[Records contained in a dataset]
((
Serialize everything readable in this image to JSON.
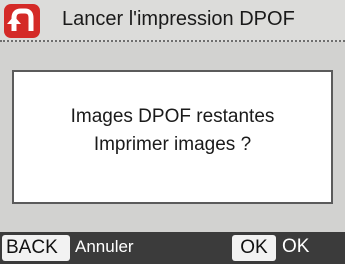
{
  "header": {
    "title": "Lancer l'impression DPOF",
    "back_icon": "return-arrow-icon",
    "accent_color": "#d42a27"
  },
  "dialog": {
    "line1": "Images DPOF restantes",
    "line2": "Imprimer images ?"
  },
  "footer": {
    "back_key": "BACK",
    "back_label": "Annuler",
    "ok_key": "OK",
    "ok_label": "OK"
  }
}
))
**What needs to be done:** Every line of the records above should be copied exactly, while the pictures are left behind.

**Your response:**
Serialize everything readable in this image to JSON.
{
  "header": {
    "title": "Lancer l'impression DPOF",
    "back_icon": "return-arrow-icon",
    "accent_color": "#d42a27"
  },
  "dialog": {
    "line1": "Images DPOF restantes",
    "line2": "Imprimer images ?"
  },
  "footer": {
    "back_key": "BACK",
    "back_label": "Annuler",
    "ok_key": "OK",
    "ok_label": "OK"
  }
}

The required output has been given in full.